▽

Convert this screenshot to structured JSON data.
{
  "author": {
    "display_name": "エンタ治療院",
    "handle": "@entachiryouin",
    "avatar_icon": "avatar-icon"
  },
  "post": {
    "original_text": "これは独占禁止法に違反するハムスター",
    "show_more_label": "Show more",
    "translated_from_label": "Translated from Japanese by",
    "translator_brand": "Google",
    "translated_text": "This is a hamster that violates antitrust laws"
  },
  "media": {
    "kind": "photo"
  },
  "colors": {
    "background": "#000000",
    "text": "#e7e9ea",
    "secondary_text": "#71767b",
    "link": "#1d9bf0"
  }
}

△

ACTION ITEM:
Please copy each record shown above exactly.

RESPONSE TO THE TASK:
Convert this screenshot to structured JSON data.
{
  "author": {
    "display_name": "エンタ治療院",
    "handle": "@entachiryouin",
    "avatar_icon": "avatar-icon"
  },
  "post": {
    "original_text": "これは独占禁止法に違反するハムスター",
    "show_more_label": "Show more",
    "translated_from_label": "Translated from Japanese by",
    "translator_brand": "Google",
    "translated_text": "This is a hamster that violates antitrust laws"
  },
  "media": {
    "kind": "photo"
  },
  "colors": {
    "background": "#000000",
    "text": "#e7e9ea",
    "secondary_text": "#71767b",
    "link": "#1d9bf0"
  }
}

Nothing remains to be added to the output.